Football and the D-word

Manchester United had beaten a top-six opponent away from home by two clear goals. Despite the sending-off of his star-midfielder, Jose Mourinho limited himself to an unusually modest bite-size attack on the matchday referee.

Predictably, Mourinho’s comments gained traction, warranting discussion on Match of the Day later that evening.

Another comment made during the interview, though, was far more revealing. Mourinho puffed his chest out and explained that his team “deserve” adulation for what was a comprehensive 3–1 victory, on paper at least.

Later that evening, Gary Linekar regurgitated the d-word during the analysis of West Brom’s 0–0 draw with Crystal Palace.

Listen carefully, and you’ll hear the d-word an awful lot.

Every week, broadcasters devote dozens of hours debating which side “deserved” to win. Often it is the first topic of conversation for managers, who quickly state their claim to the title of the most deserving team — win or lose. Reality is often suspended, as pundits disregard the literal number of goals scored for an entirely subjective analysis.

Football, a sport in which results are almost always decided by a very small number of goals, is well acquainted with lady luck. Fairness rarely enters the equation.

But if victory proves elusive, consolation is often found in unfairness. And even if victory is achieved, it can be sugar-coated with a favourable mention of the “deserved” tag.

The sport’s history books are littered with high-profile examples. The Netherlands team of 1974 and Hungary team of 1954 are both more widely heralded than the West-German teams which beat them in world cup finals.

Crucially, both teams, built around the mesmeric talents of Johan Cruyff and Ferenc Puskas respectively, had played football to a sufficient degree of beauty that even before a ball had been kicked in the final, they were deemed deserving winners.

Only luck, combined with mild doses of complacency and alleged doping, turned glorious victory into glorious defeat.

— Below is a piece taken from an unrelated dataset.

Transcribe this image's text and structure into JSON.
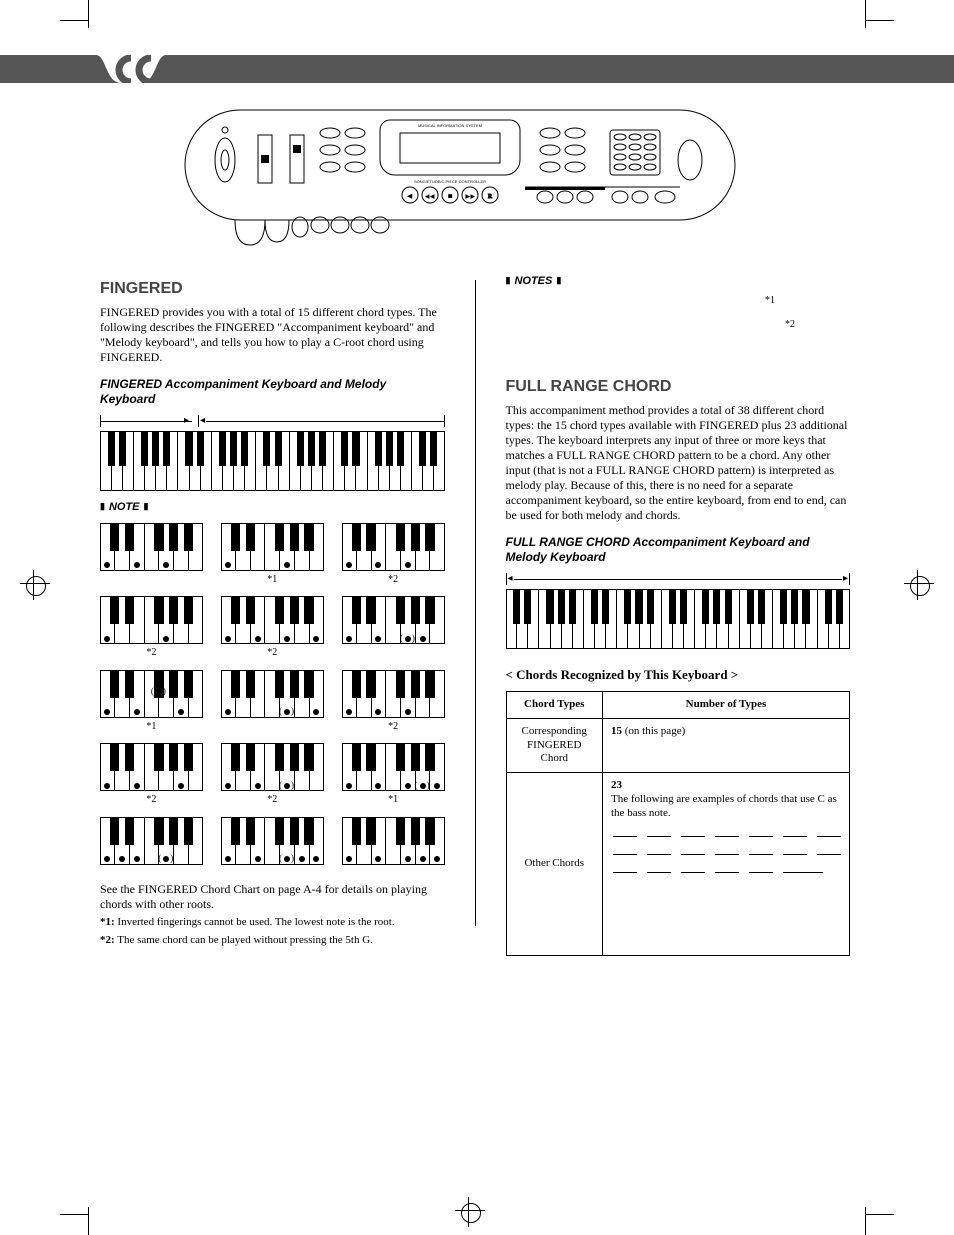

Given the level of both historical and contemporary debate devoted to deservedness, the introduction of a metric which could help measure the extent to which a team was lucky in any given game, would surely be heralded as a major breakthrough.

Often opinions on who were the “better team” are backed up by rudimentary statistics such as number of shots taken or corners won.

Luckily for fortune fantasists, data analysists have taken things a step further, developing ‘Expected Goals’ or ‘xG’.

The xG model, based on the study of more than 300,000 shots, measures how close the shooter is to goal, at what angle they shoot from, what kind of shot it was and the distance from goal. According to stats analysts OPTA: “xG takes these factors — and others — into account and calculates how likely it is that a particular shot will be scored.”

The result is a quantitative measure of which team created the better chances — typically a prerequisite to be considered deserving.

Although the accuracy of the metric is vastly increased when applied to a series of games rather than one, it is undeniably a step in the right direction in the quest to identify the “better team” with greater certainty.

Undeniable as long as you don’t ask Jeff Stelling that is. “It has to be the most useless stat in the history of football”, the Sky Sports Soccer Saturday linchpin declared.

“The game has finished…why do you show expected goals afterwards?” he said with the astonished expression of a man who had just been asked to punch himself in the testicles.

The outburst was the manifestation of a very real frustration among many football fans that cold, hard analysis of the game drains the lifeblood from it, dampening the sense of unpredictability which draws so many to it in the first place.

Such complaints are not without merit.

However, for as long as Jeff and the boys continue to spend hours debating who truly, really, deserved to win each game — disregarding relevant information in favour of subjective speculation — questions will remain as to whether they truly, really, deserve not to be criticised for their hypocrisy.